We mailed letters to non-existent business addresses in 159 countries (10 per country), and measured whether they come back to the return address in the US and how long it takes. About 60% of the letters were returned, taking over 6 months, on average. The results provide new objective indicators of government efficiency across countries, based on a simple and universal service, and allow us to shed light on its determinants. The evidence suggests that both technology and management quality influence government efficiency, just as they do that of the private sector.

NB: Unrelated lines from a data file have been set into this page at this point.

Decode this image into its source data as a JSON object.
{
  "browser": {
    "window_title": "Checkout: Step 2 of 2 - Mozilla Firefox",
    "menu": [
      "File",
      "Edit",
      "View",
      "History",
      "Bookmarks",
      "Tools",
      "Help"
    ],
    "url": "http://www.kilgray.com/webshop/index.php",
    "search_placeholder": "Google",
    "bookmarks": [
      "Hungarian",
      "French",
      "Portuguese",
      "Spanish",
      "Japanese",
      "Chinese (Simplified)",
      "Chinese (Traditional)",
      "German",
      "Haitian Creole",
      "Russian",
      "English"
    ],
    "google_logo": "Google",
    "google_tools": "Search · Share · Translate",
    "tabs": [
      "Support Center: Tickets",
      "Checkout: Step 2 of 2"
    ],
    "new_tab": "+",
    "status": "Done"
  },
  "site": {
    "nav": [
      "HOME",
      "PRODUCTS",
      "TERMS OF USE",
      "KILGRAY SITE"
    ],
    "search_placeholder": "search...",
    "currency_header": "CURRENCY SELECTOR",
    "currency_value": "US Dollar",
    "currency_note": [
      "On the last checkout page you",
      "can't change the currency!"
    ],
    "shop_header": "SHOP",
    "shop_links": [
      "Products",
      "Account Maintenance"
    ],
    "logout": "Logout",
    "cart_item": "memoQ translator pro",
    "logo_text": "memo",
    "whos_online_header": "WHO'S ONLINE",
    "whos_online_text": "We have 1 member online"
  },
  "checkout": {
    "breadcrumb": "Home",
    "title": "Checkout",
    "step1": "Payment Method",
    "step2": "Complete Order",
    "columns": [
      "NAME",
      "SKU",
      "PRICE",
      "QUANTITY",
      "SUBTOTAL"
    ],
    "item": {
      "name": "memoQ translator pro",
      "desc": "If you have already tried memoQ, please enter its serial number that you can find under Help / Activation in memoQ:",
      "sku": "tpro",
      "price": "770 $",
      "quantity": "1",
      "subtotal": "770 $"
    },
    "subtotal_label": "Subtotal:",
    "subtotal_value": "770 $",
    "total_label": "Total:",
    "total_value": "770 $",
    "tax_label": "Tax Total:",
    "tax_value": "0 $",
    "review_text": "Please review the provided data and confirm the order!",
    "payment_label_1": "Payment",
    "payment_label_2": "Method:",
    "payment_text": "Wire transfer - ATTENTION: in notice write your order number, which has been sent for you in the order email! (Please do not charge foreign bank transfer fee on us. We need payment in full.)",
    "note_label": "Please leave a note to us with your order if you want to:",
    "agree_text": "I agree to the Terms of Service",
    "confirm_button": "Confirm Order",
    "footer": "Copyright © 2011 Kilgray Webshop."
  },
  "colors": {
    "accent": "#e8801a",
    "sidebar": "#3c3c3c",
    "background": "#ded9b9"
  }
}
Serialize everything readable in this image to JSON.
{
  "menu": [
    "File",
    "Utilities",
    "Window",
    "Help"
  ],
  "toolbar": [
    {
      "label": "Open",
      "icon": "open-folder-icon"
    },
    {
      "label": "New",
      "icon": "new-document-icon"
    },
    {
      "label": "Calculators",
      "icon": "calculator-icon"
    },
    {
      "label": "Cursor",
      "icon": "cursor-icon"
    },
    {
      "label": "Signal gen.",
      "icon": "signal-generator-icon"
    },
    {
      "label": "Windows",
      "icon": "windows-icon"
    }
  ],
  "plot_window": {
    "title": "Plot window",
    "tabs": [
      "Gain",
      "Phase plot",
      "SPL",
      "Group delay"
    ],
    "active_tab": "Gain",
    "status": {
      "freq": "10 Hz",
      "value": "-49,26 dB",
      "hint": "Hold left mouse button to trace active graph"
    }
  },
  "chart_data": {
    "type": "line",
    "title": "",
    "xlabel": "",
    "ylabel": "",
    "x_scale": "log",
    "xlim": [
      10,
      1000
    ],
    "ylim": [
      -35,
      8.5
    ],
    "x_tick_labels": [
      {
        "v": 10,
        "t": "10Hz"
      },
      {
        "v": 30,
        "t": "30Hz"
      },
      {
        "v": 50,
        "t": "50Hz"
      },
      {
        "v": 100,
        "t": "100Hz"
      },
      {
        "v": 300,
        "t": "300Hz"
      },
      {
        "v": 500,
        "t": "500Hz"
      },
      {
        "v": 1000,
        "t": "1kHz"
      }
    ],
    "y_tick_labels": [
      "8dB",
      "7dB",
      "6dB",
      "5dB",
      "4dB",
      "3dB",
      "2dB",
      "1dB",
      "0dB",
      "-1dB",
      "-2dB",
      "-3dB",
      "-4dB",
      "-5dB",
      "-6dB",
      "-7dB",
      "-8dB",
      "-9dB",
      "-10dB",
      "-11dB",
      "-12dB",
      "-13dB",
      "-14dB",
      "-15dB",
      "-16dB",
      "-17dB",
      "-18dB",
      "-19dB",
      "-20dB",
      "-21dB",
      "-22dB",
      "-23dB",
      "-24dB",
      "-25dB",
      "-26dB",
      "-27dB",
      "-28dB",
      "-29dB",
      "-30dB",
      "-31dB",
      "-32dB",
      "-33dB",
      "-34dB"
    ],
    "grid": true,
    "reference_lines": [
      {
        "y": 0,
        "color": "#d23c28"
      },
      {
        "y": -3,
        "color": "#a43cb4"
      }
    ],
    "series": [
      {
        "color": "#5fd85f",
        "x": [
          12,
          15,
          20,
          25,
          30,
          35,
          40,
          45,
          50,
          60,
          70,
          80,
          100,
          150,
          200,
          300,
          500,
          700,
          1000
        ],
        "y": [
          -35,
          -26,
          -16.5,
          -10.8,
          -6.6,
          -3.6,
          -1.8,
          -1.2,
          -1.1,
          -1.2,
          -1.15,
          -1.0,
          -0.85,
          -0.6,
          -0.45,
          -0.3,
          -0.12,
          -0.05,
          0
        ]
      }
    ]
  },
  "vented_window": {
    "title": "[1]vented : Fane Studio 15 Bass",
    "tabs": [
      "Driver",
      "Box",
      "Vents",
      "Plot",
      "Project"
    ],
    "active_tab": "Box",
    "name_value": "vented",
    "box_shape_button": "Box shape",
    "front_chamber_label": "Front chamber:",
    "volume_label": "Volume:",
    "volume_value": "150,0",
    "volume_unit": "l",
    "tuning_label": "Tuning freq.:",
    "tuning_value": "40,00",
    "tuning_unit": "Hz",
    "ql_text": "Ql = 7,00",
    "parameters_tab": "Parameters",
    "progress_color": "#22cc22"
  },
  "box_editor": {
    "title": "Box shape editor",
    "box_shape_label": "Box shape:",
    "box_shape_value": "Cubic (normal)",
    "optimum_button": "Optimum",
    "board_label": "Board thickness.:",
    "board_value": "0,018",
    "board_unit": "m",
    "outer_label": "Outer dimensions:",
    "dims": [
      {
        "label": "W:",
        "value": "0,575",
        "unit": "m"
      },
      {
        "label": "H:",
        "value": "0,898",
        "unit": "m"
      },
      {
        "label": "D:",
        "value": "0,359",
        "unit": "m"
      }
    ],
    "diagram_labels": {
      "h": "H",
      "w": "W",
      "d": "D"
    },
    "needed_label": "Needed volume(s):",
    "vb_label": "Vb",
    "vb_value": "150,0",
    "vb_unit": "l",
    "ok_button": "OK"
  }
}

We use a newly assembled sample of 1,528 regions from 83 countries to compare the speed of per capita income convergence within and across countries. Regional growth is shaped by similar factors as national growth, such as geography and human capital. Regional convergence rate is about 2% per year, comparable to that between countries. Regional convergence is faster in richer countries, and countries with better capital markets. A calibration of a neoclassical growth model suggests that significant barriers to factor mobility within countries are needed to account for the evidence.